Dying a slow death, is the 1,500 year old non-polluting salt making industry in Goa. The depleting salt pans will negatively affect our well being.
Before industrially-produced salt came to Goa, every household produced this staple through the natural evaporation process. Production and trade of salt contributed to the economy during the Portuguese rule as it was the chief export commodity. The easy access to sea water and favourable climate made Goa an apt salt industry. However fast forward to present day, there are several problems that the traditional makers face:
- Salt producers are getting very low profits and the commodity is more expensive than iodized salt.
- Increasing competition of industrially produced iodized salt which are easily available at low cost.

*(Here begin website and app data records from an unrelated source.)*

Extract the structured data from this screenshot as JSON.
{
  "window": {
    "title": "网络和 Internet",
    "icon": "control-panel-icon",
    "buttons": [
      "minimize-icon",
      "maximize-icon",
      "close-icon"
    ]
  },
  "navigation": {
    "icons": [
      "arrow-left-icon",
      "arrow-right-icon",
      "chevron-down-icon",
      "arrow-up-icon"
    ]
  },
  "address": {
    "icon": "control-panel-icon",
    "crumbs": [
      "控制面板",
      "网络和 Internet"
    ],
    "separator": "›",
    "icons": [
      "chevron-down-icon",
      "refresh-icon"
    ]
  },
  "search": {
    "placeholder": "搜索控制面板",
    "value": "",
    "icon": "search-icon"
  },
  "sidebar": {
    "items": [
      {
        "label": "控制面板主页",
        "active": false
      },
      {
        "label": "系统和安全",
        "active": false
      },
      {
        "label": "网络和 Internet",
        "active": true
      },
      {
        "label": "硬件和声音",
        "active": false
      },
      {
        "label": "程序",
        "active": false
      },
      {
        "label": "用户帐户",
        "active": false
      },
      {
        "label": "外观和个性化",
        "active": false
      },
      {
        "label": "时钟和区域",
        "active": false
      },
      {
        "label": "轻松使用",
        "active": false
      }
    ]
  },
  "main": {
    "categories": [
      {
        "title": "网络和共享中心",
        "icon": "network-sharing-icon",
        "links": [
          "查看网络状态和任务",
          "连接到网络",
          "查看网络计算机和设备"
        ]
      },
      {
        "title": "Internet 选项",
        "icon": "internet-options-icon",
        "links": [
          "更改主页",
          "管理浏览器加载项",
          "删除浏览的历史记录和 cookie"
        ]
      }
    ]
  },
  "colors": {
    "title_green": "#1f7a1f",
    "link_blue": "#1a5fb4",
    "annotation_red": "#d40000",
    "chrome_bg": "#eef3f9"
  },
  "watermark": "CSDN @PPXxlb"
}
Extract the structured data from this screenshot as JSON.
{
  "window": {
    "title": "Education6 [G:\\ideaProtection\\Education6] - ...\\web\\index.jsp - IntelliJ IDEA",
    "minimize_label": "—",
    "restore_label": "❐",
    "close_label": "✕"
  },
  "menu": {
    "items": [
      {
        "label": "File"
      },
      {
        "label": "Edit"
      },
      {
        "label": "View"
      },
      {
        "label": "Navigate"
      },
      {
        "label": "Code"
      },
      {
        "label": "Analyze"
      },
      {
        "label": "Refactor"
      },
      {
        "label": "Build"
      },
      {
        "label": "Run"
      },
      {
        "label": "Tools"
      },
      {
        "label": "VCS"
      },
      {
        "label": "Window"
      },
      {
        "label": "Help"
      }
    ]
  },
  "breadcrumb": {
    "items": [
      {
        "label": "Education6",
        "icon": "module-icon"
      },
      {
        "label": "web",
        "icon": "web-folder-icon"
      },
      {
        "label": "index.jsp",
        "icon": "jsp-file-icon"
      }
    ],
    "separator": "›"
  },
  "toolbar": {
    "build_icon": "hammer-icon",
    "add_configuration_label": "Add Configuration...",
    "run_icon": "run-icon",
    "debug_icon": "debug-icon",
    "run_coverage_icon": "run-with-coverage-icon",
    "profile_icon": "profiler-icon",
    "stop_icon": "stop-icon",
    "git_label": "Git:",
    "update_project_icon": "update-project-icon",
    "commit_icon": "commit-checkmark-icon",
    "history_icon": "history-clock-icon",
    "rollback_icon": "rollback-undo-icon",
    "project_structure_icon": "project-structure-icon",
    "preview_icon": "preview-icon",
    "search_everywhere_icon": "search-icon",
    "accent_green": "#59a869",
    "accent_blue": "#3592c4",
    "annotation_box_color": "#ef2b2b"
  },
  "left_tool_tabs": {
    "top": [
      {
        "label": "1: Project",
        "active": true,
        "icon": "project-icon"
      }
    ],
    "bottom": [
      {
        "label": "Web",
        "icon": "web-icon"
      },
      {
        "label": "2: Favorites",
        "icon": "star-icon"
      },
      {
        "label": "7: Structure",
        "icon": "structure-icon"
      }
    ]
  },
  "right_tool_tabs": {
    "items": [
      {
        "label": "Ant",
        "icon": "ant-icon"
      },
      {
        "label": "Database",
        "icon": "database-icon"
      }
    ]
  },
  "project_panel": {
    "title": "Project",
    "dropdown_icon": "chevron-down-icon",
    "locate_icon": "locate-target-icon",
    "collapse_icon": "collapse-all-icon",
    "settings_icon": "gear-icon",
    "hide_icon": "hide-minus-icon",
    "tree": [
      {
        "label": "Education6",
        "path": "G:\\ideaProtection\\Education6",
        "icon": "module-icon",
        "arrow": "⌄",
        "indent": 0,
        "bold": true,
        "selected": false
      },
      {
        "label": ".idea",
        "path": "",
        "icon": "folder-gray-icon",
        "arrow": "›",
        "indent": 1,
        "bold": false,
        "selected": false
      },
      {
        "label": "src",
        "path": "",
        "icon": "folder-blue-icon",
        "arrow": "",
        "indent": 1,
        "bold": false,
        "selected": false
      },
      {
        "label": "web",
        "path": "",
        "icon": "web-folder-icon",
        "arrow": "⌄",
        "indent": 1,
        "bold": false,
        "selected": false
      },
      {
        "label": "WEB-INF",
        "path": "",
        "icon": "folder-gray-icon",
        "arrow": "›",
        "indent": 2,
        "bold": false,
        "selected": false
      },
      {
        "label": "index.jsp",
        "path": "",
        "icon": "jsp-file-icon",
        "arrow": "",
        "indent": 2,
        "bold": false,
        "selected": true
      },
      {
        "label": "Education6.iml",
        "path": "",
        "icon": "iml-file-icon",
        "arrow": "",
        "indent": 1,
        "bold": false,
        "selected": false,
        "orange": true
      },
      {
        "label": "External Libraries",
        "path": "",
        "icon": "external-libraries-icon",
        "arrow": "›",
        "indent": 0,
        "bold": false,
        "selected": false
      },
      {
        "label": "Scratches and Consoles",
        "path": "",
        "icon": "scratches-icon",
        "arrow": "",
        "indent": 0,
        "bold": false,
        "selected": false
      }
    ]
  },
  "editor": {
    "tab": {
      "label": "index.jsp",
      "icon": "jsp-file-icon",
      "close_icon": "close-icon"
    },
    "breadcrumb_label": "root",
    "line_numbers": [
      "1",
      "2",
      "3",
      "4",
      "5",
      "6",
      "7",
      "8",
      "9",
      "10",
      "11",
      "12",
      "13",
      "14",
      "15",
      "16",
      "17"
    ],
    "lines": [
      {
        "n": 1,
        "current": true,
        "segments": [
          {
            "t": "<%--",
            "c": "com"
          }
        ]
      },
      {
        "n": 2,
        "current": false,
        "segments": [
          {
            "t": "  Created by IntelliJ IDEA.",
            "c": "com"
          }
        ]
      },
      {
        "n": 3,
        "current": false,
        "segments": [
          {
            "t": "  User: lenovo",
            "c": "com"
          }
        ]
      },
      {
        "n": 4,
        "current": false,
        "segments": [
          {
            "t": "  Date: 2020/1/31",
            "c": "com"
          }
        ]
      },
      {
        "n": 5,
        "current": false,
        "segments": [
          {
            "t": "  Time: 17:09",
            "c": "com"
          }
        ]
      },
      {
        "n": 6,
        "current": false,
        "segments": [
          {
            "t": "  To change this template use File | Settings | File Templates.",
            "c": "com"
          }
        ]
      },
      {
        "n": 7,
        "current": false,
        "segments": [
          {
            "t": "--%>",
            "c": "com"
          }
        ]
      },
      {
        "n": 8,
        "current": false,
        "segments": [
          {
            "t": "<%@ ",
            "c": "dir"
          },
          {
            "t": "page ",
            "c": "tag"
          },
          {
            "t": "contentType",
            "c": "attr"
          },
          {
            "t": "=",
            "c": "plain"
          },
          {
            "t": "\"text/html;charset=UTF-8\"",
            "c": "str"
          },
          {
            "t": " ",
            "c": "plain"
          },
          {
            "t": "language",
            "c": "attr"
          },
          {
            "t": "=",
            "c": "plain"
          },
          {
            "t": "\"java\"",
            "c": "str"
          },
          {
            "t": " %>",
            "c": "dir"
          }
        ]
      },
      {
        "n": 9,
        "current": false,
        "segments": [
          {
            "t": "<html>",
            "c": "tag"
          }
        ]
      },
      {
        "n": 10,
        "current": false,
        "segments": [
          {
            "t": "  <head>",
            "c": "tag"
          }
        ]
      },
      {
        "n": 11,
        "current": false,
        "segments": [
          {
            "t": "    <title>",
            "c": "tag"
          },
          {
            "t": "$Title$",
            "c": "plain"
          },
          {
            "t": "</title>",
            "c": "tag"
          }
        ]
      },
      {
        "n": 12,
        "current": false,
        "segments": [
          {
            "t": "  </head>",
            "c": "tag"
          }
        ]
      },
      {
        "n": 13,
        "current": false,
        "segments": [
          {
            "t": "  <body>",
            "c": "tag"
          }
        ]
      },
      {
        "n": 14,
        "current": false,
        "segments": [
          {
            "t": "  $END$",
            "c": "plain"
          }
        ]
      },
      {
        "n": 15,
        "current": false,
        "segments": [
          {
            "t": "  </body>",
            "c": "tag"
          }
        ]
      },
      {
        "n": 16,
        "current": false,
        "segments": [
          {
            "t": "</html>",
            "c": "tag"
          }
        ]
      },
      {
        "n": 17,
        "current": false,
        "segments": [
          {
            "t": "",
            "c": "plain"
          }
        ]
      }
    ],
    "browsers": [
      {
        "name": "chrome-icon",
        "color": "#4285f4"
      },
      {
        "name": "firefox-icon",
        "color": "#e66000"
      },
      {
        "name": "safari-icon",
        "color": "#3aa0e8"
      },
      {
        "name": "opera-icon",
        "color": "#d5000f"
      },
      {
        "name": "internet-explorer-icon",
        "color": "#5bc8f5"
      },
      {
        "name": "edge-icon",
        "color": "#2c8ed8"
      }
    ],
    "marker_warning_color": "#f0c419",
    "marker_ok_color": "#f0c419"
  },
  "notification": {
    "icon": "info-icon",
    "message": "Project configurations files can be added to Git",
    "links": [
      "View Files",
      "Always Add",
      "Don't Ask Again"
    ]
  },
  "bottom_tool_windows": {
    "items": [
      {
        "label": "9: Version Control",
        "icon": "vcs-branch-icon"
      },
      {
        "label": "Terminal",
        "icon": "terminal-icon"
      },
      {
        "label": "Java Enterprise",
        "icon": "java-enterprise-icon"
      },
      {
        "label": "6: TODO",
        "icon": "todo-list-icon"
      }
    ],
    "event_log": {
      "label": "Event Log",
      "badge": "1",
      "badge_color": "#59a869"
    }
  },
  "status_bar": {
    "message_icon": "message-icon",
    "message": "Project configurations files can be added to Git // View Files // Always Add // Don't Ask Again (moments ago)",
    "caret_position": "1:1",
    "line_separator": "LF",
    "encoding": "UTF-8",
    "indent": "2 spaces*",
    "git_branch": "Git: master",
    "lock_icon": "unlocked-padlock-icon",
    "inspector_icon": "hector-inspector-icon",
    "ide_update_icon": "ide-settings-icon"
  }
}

- The cost of labour has also increased and the government does not provide financial assistance.
- Water pollution hampering the effectiveness of salt production.
Due to these and some other reasons, the number of salt pans from 36 villages has decreased to only 9 villages in 2012 in the state. To further understand the process; salt pans (Mithagar or Mithache agor) form a part of the reclaimed waterlogged khazan lands. These lands are not used for salt production alone, but are also utilized for aquaculture and agriculture.
Salt production process
Salt pans in Goa experience three main phases. This includes the ceased phase: during monsoon period of June to October, the Preparatory phase from December to January and the salt harvesting phase, from February to June.
After the monsoons, the salt pans are prepared manually for salt production. During high tide, an influx of sea water occurs, which enters the reservoir pans through sluice gates. The sea water after 1–2 days on attaining salinity is released into the evaporator pans and kept till it attains a high amount of salinity. The brine is then released to crystallizer pans, where the salt crystallizes out and is then harvested.
Need of preservation
Let’s face it, our planet is dying and there is no one to blame but us. The main reason to preserve this tradition (if not for it being one of the non-polluting industries) is simply because salt pans form a unique ecosystem wherein succession of numerous organisms varying from bacteria, to fungi to algae and other micro-organisms are known to colonize salt pans and influence the quality of the salt produced. If the production of this commodity ceases, these ecosystems will no longer sustain life and will therefore affect the food webs which will eventually affect us in the long term.
I hope all of you reading this will at least give a thought about the dangers we face with the so called ‘developing’ Goa. The effects and struggles are real. We can no longer wait for government officials and authorities to take up initiatives to save Goa.